Peugeot have also got the suspension spot on with the 308. The ride is extremely comfortable and many a mile will pass as you waft along on the motorways without a care in the world. Then if you take the 308 on a more exciting road it still manages to feel alive. There’s very little in the way of body roll, although there was a little bit from the tyres which were a little tall on 16-inch rims. The steering feels nicely weighted and the little steering wheel gives a much more direct feel. You notice the bumps but the comfort found on the motorway doesn’t translate into any blancmange-like wallowing over bumpier stuff, which is a great balance.
Economy – 10/10
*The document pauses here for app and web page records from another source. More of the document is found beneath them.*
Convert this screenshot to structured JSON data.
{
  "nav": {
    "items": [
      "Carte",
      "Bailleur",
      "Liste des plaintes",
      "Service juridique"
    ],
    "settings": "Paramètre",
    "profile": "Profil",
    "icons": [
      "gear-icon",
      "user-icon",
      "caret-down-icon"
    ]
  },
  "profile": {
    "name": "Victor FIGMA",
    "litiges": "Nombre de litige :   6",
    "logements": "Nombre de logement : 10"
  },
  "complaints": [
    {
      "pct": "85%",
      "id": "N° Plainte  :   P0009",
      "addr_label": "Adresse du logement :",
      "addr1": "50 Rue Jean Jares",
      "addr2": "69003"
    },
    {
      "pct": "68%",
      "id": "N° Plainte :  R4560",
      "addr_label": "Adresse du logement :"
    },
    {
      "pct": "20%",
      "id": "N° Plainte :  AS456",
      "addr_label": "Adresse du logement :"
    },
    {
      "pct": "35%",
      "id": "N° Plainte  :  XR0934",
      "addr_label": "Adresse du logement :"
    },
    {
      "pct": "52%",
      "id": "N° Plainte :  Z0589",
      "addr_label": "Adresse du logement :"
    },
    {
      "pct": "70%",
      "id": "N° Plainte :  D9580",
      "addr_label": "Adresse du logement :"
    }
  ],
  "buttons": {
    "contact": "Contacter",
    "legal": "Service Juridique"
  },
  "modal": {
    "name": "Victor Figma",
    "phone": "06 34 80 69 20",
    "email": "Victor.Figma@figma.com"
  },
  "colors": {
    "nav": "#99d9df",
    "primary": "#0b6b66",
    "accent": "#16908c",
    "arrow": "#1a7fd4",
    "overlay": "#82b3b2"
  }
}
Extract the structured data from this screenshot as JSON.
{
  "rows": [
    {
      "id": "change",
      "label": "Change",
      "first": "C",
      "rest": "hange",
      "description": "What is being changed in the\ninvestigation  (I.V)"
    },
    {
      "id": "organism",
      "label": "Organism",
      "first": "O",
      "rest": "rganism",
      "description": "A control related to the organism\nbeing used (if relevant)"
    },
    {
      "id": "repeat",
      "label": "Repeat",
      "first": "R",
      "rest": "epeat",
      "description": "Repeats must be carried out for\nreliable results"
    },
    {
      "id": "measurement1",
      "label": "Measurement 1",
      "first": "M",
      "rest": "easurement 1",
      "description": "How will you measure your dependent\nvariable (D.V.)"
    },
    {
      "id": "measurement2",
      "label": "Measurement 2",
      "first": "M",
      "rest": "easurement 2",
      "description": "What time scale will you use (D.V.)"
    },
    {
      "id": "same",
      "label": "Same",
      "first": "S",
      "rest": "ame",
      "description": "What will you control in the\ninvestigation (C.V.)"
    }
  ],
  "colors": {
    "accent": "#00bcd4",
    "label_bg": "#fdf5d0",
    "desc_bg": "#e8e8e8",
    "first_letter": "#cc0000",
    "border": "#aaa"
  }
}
Being the BlueHDi model, efficiency is the focus of the engine. The 308 SW emits a mere 85g/km CO2 which puts it in VED band A. Currently that means free road tax in the first and subsequent years. It also makes the 308 a great choice for company car users, because there will be a low benefit on your P11d. On a combined cycle the 308 boasts a whopping 88.3mpg too. Granted, in real life these figures may not be what you’ll see, but there’s no denying this is a rather efficient car. Part of this economy is down to the clever technology in the auto stop/start, and partly due to the tall gearing keeping the revs low. The rest is just some witchcraft under the bonnet that Peugeot has conjured up.
Practicality – 10/10
The 5-door 308 was a rather practical car indeed, so by adding a larger boot Peugeot has only improved matters. Now you can up the ante from putting your shopping in the boot, to putting your mountain bikes in there instead. As for the rest of the cabin there’s plenty of space all round, and that makes the 308 a brilliant car to live with. My test car was the ‘Active’ model, which means rear parking sensors, dual-zone air conditioning, electric windows throughout, cruise control and an electronic handbrake with hill start assist. The 9.7-inch touchscreen is also standard, as is a satellite navigation system and Bluetooth hands-free telephone interface. All this equipment makes the 308 a wonderful car to live with.
Fun – 8/10
When looking for the sign of a good car I want something that puts a smile on your face. A car has to make you want to drive it, and enjoy your time behind the wheel when doing so. Where I took issue with the 308 is that without the privacy glass and in a dark blue colour the image didn’t really fill me with joy. However that’s not really the car’s fault, and having seen recently a 308 SW GT Line, I was taken aback at how good looking it was. That aside I was often smiling behind the wheel. I go on and on about cars that rev too high on the motorway and then all of a sudden here was a car that got it exactly right. And moreover, here was a Peugeot that was a serious contender to the VW Golf and Ford Focus, and that quality emanates from behind the wheel.
So that’s my week with the Peugeot 308 SW. It looks rather smart, and the interior is a resounding success. The drive is brilliant and the manual gearbox is an absolute gem. By making the 308 an estate car Peugeot has further enhanced its appeal to the modern family. The versatility of having the extra space at the back with no compromise to styling is definitely a winning formula. And the 308 is well priced too. The estate version with the BlueHDi engine and in Active trim will set you back £20,745 which is reasonable. You needn’t factor in too much for options too thanks to the decent standard spec. For more information visit the Peugeot website or pop in to see your local dealer. And I’ll leave you with this. The Peugeot 308 SW; European Car of the Year’s big brother. Brilliant.
Total Score – 46/50